Fear...Dogs that are fearful of other dogs often feel that "the best defense is a good offense." There are many ways that you can reduce a dog's fear response. You can help your dog to feel more comfortable with other dogs.
Dominance...A highly misunderstood term. If a dog is always TRYING to be dominant, guess what? It means he ISN'T dominant. A "king" doesn't go around always trying to make everyone realize he is king! He knows he's king and so does everyone else. Dogs that are showing "dominance" usually are slightly insecure or fearful. Sometimes, however, you get a true "bully" that enjoys being aggressive toward other dogs. Inappropriate aggression can usually be reduced a great deal through training and management. Please read "Do You Think Your Dog Is Dominant?" for more information.
As mentioned above, dogs have instinctual traits to guard their things. When it's happening between a dog and a person, things can easily be changed for the better. When it is happening between dogs, though, it is not as easy. Most of the time, resource guarding between dogs must be managed through prevention rather than training the dogs to act differently. It is almost impossible to train a dog to respond differently to another dog when it comes to bones, food, toys etc.

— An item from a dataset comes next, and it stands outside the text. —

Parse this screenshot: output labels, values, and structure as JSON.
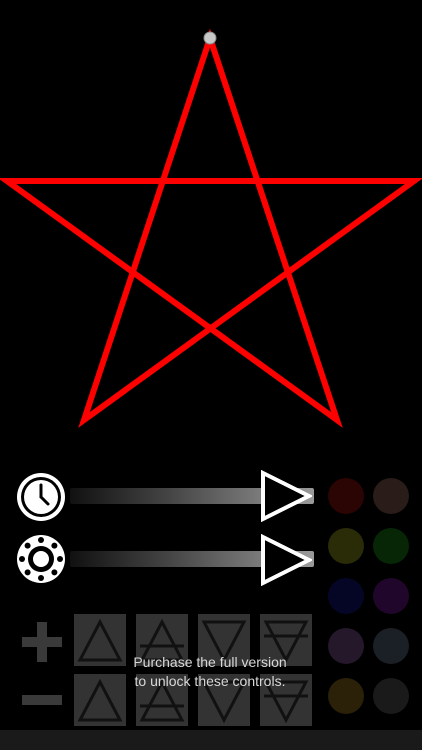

The nice thing about this problem is that it is usually easy to identify when the dog might react. This allows owners to intervene before the problem occurs. Intervention might mean picking up all bones and toys from the backyard before the "doggie buddy" comes over for a free run. It might mean giving valuable chew items only when housemate dogs are in different rooms. It might mean giving valuable chew items only when both dogs are relatively satiated (after a meal, etc).
Be aware that if you are having a problem between two housemate dogs, the problem will only get worse if you allow the reactions to occur over and over again. Prevent through management.

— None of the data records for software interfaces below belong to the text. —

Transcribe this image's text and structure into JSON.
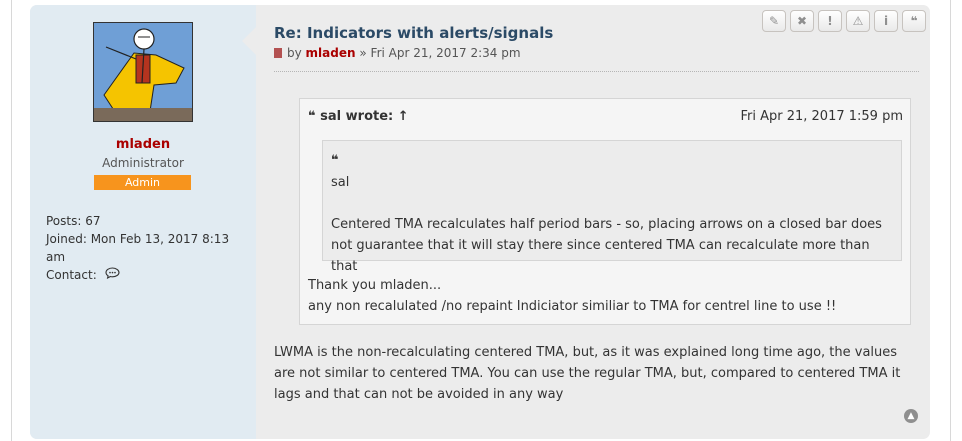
{
  "post": {
    "title": "Re: Indicators with alerts/signals",
    "by_label": "by",
    "author": "mladen",
    "sep": "»",
    "datetime": "Fri Apr 21, 2017 2:34 pm",
    "buttons": [
      {
        "icon": "pencil-icon",
        "glyph": "✎"
      },
      {
        "icon": "close-icon",
        "glyph": "✖"
      },
      {
        "icon": "exclamation-icon",
        "glyph": "!"
      },
      {
        "icon": "warning-icon",
        "glyph": "⚠"
      },
      {
        "icon": "info-icon",
        "glyph": "i"
      },
      {
        "icon": "quote-icon",
        "glyph": "❝"
      }
    ],
    "content": "LWMA is the non-recalculating centered TMA, but, as it was explained long time ago, the values are not similar to centered TMA. You can use the regular TMA, but, compared to centered TMA it lags and that can not be avoided in any way"
  },
  "profile": {
    "username": "mladen",
    "rank": "Administrator",
    "badge": "Admin",
    "posts_label": "Posts:",
    "posts_value": "67",
    "joined_label": "Joined:",
    "joined_value": "Mon Feb 13, 2017 8:13 am",
    "contact_label": "Contact:"
  },
  "quote": {
    "author_line": "sal wrote: ↑",
    "date": "Fri Apr 21, 2017 1:59 pm",
    "inner_mark": "❝",
    "inner_author": "sal",
    "inner_text": "Centered TMA recalculates half period bars - so, placing arrows on a closed bar does not guarantee that it will stay there since centered TMA can recalculate more than that",
    "reply_line1": "Thank you mladen...",
    "reply_line2": "any non recalulated /no repaint Indiciator similiar to TMA for centrel line to use !!"
  },
  "colors": {
    "author_red": "#aa0000",
    "title_blue": "#2b4a66",
    "badge_orange": "#f7941d",
    "profile_bg": "#e1ebf2",
    "post_bg": "#ececec"
  }
}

Fighting/Causing Damage to Other Dogs...If your dog has a history of fighting with other dogs and inflicting damaging bites, you can be liable and can be sued if you do not manage the dog properly and prevent further occurrences. You need to have the dog evaluated, and take steps to change the negative emotional response that is causing the upsets.
No matter what the cause of the aggression, your first priority has to be safety. Your first action should be to develop a way to manage your dog temporarily so that no person or dog is at risk. There should be no "let's just see how he will react" mentality. Take no risks. Then, get in touch with a professional. If there is no one specializing in aggression in your immediate area, visit www.apdt.org and phone one of the trainers for a telephone consult.
Be wary of consulting your veterinarian for behavioural advice. Although vets do have much general knowledge about pet management, their specialty is medical and not behavioural. Most vets are no more qualified to give behavioural modification advice than your next-door-neighbor. Find a specialist.